[[ Data supplied, beginning ]]
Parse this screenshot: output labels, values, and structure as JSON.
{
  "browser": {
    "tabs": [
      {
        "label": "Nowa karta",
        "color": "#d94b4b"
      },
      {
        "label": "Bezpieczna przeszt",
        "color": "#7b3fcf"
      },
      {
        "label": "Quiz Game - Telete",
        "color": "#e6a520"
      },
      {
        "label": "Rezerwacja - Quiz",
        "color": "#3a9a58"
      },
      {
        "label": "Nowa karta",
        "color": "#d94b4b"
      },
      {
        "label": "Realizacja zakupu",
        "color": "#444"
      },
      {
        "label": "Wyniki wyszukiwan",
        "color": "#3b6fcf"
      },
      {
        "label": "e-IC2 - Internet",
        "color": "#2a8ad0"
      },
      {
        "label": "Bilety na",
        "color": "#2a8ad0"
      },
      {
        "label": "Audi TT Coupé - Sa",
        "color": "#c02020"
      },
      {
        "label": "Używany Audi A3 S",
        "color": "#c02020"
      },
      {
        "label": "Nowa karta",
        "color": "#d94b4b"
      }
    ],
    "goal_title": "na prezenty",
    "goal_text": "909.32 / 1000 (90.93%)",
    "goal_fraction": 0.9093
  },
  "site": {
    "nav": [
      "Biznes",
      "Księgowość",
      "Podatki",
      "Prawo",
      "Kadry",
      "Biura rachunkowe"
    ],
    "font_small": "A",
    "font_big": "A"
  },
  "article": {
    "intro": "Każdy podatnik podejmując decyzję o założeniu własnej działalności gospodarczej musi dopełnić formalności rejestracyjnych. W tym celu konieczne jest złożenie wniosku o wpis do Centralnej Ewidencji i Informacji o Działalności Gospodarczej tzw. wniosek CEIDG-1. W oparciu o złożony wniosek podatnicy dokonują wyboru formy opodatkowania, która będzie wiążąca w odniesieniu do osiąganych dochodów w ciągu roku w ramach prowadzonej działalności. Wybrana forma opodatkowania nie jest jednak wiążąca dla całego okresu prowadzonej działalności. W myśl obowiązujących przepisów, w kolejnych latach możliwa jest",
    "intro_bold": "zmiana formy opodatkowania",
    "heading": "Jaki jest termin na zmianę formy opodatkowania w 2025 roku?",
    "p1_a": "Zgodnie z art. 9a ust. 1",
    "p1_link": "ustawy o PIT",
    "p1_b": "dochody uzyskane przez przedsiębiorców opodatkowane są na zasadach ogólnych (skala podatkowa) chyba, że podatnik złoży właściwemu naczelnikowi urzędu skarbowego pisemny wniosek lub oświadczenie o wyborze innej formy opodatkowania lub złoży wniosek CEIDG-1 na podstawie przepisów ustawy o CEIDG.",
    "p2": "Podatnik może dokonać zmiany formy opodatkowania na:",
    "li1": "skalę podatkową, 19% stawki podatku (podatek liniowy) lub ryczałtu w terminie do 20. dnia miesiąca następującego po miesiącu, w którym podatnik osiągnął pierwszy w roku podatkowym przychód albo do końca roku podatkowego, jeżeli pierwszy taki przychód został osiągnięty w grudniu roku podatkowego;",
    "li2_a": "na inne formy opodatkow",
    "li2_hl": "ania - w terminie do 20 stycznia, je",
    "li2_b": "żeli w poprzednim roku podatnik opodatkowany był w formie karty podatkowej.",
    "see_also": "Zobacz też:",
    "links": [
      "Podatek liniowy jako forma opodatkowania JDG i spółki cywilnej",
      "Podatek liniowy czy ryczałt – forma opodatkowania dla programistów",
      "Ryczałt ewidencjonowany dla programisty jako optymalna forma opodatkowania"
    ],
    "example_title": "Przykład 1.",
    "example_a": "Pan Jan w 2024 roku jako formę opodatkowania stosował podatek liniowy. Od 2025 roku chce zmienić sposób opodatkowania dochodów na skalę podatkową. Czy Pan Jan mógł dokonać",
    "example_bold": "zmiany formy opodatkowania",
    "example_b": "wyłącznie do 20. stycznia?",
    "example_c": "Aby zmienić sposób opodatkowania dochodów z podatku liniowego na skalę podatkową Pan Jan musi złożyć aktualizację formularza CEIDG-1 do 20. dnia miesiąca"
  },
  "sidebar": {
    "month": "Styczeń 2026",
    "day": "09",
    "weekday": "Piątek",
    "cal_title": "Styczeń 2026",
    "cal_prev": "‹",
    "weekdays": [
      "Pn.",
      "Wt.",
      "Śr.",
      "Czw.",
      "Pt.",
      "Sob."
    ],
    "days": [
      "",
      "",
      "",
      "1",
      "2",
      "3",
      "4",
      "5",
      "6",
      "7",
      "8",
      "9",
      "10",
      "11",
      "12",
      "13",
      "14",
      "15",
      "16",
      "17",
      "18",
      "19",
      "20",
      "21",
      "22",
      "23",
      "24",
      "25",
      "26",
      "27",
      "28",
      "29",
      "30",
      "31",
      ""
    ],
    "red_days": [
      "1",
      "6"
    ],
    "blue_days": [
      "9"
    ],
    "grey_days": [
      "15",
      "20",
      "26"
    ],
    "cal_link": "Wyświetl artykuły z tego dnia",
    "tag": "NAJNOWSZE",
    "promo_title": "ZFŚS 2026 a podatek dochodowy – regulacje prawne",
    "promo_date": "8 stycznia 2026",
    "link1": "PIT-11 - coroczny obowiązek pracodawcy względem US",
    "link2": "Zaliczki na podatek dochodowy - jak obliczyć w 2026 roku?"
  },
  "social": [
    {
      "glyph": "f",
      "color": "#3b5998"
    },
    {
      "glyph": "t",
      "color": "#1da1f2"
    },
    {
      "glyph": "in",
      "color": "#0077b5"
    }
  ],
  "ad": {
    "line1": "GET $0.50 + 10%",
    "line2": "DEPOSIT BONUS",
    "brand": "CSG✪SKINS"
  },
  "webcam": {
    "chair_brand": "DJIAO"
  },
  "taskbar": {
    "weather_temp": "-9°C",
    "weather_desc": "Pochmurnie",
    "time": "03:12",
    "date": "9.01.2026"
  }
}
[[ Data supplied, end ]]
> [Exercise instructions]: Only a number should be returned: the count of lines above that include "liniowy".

> [Completed task]: 4